= Task to carry out =
Among the lines below, copy each one in which "WebContent" appears.

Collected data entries
-=-=-=-=-
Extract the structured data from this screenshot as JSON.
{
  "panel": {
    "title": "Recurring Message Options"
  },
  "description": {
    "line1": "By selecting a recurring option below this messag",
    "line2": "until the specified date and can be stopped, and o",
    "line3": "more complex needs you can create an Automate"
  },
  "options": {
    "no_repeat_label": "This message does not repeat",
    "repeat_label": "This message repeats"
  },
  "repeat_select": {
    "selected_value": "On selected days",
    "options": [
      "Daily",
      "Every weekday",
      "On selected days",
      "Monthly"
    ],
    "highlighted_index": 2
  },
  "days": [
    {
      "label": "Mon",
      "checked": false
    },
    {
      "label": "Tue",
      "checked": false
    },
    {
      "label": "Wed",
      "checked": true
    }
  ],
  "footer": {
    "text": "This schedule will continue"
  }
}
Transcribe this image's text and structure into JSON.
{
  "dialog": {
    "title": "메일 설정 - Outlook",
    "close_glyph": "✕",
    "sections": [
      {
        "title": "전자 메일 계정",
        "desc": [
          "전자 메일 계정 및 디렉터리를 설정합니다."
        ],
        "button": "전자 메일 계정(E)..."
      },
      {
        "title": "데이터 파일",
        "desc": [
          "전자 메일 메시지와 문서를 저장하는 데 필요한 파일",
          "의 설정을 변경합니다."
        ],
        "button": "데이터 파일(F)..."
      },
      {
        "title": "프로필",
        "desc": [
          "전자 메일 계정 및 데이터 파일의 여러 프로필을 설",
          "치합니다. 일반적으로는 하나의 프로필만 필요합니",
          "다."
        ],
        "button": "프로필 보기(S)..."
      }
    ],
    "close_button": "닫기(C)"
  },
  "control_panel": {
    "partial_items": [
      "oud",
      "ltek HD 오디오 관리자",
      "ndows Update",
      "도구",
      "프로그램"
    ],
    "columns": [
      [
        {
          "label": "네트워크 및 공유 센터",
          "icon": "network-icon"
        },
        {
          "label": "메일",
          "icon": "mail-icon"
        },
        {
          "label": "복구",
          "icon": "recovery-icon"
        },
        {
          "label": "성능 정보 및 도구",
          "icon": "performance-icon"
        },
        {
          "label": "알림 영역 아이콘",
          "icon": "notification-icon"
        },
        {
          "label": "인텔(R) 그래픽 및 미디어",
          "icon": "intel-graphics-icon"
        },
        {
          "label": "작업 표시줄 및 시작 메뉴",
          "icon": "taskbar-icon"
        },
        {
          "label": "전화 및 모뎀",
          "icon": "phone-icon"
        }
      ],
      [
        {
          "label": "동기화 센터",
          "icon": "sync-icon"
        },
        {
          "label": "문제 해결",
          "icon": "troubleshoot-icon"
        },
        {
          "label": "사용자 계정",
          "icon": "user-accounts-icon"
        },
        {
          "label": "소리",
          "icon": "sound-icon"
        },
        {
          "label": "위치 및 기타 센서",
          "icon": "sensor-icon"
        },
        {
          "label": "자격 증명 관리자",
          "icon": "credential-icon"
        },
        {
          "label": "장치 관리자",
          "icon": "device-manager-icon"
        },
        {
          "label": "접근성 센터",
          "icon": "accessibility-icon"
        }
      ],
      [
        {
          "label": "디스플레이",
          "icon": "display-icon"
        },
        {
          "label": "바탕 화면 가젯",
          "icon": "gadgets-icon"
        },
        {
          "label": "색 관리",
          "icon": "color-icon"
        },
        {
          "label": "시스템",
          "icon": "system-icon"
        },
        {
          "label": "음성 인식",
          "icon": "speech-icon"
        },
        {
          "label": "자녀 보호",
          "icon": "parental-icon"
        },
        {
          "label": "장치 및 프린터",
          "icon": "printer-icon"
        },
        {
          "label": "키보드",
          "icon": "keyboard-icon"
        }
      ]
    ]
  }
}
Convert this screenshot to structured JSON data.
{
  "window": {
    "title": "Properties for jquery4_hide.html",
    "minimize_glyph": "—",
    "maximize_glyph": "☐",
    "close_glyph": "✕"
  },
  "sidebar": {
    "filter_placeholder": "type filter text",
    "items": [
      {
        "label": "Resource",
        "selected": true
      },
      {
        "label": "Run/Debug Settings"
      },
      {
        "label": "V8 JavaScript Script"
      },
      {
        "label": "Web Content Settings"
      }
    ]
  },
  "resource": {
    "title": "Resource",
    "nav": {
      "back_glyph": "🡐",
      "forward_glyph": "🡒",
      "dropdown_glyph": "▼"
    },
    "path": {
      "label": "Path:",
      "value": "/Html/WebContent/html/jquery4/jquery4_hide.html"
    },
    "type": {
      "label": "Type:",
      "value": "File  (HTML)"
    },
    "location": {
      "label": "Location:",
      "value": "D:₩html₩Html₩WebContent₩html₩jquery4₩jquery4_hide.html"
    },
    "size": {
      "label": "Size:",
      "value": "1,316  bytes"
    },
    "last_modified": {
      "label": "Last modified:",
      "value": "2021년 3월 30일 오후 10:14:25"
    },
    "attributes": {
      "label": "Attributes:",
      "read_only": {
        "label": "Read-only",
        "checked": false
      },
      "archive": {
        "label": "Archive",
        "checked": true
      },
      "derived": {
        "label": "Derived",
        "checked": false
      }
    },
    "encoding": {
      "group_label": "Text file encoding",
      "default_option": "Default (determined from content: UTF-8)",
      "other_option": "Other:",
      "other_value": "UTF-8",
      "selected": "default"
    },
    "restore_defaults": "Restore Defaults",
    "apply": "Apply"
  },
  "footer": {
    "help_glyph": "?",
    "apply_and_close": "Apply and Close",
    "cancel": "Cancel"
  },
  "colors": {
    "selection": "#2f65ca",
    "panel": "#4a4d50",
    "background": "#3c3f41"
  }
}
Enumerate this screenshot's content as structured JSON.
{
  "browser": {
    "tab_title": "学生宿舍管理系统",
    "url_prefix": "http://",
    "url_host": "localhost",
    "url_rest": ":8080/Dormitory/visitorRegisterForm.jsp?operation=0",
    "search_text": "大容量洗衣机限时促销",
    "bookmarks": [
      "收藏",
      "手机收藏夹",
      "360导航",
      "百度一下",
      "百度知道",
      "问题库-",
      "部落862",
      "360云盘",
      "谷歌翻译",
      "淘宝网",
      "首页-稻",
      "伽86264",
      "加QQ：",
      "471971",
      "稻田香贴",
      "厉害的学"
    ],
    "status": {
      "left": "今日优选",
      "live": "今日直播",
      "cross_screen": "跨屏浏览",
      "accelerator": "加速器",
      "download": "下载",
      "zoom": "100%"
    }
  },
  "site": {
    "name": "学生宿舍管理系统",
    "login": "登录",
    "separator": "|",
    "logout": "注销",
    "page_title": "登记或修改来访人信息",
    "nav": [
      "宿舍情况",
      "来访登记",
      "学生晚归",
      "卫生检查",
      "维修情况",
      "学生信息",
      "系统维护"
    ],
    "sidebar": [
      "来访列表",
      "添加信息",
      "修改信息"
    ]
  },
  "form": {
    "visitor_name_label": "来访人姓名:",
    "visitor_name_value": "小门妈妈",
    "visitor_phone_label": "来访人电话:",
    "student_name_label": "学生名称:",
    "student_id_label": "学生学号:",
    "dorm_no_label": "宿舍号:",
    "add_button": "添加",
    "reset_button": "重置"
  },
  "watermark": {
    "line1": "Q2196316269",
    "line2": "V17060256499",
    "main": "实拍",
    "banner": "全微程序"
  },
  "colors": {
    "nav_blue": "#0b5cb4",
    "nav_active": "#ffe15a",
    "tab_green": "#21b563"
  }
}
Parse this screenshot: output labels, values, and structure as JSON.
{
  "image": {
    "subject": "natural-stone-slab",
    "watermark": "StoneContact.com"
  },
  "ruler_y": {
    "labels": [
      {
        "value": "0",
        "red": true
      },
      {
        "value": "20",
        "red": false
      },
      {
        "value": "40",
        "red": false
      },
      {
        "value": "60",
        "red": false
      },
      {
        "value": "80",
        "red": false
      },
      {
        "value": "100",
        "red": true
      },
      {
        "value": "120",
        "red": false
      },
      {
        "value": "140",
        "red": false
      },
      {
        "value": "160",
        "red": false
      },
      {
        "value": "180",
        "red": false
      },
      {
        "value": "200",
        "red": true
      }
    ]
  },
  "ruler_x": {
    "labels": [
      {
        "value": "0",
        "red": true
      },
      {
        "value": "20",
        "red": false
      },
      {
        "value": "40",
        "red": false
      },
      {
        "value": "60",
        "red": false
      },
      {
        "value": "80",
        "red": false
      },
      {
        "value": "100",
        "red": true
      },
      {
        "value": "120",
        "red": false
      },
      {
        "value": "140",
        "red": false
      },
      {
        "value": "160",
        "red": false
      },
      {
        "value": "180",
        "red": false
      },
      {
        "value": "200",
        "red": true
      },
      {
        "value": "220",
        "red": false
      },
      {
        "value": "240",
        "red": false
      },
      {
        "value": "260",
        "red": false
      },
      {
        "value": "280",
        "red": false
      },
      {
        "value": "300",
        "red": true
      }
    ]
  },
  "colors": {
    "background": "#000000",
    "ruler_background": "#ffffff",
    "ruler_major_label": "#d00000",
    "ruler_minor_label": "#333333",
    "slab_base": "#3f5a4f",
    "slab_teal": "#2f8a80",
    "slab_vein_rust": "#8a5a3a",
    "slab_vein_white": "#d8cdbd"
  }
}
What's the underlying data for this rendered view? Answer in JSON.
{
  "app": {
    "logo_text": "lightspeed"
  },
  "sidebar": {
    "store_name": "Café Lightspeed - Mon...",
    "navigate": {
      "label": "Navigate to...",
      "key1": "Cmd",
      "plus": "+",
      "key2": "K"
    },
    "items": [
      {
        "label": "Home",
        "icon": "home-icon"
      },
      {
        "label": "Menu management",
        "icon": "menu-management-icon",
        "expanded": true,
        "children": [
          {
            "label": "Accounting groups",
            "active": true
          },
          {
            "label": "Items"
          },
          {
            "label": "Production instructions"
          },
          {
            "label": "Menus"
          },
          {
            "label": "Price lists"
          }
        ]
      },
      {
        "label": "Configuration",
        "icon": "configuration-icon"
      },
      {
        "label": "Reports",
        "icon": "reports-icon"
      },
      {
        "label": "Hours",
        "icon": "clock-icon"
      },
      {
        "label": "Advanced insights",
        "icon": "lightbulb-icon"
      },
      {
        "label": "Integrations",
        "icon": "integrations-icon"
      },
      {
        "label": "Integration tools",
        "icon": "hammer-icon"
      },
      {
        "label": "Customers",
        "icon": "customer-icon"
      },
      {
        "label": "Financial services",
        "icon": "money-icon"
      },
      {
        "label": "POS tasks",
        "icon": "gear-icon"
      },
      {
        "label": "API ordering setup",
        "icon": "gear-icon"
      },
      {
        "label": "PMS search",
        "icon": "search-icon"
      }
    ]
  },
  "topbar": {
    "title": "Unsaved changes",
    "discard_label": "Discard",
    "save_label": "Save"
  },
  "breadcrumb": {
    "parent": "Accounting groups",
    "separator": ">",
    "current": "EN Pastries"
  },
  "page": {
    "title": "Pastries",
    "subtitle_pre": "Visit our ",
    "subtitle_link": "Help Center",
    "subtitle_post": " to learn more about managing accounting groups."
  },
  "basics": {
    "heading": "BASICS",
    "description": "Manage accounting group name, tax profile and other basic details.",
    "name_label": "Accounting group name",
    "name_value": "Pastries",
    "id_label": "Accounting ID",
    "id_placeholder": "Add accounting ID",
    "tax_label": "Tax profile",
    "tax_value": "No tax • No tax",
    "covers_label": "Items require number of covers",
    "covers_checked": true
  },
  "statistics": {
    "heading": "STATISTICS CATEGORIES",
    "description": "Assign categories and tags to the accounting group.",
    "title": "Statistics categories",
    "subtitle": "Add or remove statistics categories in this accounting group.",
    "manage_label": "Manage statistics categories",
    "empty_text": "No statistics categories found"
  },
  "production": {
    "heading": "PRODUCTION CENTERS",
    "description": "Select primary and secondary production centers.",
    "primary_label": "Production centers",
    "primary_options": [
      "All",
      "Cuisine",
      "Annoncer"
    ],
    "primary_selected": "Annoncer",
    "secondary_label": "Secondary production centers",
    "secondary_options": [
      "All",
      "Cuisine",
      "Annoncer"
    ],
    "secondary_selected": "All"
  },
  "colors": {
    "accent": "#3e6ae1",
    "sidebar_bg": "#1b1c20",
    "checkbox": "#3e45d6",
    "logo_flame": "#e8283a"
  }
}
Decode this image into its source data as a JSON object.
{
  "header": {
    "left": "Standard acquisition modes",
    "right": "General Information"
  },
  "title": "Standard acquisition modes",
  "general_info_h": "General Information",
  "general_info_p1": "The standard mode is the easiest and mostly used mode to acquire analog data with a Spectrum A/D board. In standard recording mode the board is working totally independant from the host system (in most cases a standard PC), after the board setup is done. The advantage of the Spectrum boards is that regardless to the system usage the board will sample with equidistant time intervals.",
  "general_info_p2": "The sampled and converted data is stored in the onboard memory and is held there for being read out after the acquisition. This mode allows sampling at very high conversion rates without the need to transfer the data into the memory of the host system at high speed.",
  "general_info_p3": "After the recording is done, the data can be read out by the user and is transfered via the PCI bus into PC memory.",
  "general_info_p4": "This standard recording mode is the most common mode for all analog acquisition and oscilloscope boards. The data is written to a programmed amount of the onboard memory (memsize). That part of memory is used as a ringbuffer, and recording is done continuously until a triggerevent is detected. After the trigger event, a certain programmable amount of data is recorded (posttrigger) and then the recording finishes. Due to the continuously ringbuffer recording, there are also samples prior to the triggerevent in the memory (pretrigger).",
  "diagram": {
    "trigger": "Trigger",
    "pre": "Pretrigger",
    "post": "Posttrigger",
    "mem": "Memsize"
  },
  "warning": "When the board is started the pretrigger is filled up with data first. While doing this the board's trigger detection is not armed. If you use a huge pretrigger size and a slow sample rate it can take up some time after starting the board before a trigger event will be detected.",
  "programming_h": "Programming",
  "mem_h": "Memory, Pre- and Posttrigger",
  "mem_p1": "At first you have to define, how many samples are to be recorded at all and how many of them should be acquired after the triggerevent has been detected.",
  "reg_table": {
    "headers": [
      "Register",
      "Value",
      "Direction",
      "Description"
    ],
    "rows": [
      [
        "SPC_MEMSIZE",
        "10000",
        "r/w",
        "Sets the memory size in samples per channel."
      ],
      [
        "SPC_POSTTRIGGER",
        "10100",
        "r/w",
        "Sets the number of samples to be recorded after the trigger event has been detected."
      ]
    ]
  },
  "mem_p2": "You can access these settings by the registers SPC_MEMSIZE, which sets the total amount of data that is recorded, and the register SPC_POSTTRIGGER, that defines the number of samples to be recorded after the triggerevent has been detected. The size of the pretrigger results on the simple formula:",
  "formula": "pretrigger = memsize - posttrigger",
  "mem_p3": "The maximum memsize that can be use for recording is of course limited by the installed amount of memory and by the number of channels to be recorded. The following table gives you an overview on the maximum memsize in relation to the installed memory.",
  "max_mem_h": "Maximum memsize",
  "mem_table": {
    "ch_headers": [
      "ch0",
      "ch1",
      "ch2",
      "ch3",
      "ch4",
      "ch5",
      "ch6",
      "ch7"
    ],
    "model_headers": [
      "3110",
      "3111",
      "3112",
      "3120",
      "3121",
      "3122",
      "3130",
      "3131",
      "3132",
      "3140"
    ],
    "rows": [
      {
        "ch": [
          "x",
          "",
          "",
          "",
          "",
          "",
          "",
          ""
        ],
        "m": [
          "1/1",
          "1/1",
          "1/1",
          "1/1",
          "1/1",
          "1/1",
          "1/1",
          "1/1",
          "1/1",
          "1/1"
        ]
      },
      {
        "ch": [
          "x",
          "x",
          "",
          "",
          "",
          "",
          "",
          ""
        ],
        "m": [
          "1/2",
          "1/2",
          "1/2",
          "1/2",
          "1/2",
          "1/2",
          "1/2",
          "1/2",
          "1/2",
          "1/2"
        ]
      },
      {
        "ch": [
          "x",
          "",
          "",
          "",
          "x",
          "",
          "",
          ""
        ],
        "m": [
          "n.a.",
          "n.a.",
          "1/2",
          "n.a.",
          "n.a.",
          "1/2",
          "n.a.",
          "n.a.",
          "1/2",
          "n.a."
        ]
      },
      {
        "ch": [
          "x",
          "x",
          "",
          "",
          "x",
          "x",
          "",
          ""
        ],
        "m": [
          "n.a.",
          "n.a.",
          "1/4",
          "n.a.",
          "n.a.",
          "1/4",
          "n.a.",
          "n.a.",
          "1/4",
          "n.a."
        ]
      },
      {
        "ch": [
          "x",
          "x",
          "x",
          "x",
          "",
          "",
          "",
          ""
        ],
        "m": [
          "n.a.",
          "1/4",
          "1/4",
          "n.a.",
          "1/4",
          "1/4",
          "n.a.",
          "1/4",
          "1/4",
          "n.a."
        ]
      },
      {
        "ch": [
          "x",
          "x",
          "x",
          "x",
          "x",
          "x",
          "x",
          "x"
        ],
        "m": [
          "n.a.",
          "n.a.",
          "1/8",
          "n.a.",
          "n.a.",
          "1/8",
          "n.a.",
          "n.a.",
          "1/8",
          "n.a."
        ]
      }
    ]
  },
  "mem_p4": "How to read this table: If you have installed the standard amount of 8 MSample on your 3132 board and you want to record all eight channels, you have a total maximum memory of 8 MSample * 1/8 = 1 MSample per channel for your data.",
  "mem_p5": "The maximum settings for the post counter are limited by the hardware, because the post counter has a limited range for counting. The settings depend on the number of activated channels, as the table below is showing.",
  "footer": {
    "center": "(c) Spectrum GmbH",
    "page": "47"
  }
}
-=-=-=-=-
= Task output =
      "value": "/Html/WebContent/html/jquery4/jquery4_hide.html"
      "value": "D:₩html₩Html₩WebContent₩html₩jquery4₩jquery4_hide.html"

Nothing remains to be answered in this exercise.